• _Your objective_: Anywhere the string "bowl" shows up in the listing below, copy the line it is in.

----- Data shown -----

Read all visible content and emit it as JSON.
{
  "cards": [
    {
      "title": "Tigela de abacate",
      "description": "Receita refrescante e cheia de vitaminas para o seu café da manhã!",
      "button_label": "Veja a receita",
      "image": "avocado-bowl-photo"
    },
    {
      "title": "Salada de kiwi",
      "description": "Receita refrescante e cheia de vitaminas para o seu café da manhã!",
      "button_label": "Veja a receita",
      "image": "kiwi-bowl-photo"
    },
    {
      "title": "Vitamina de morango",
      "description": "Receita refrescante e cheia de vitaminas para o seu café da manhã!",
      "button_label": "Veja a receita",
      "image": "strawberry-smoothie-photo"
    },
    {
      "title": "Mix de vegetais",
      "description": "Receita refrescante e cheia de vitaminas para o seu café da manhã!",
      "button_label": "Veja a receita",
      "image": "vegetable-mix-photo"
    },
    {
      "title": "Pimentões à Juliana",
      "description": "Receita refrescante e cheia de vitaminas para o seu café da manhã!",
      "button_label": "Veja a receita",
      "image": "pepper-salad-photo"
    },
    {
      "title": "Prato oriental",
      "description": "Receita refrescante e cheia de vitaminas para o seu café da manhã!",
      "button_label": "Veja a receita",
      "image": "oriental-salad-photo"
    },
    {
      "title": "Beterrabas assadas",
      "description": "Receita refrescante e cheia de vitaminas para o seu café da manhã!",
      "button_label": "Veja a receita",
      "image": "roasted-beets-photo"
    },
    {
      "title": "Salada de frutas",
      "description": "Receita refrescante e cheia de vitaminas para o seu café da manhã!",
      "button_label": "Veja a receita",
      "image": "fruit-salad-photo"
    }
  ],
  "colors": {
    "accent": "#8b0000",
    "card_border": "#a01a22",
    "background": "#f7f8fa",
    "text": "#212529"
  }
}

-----

• _Result_:
      "image": "avocado-bowl-photo"
      "image": "kiwi-bowl-photo"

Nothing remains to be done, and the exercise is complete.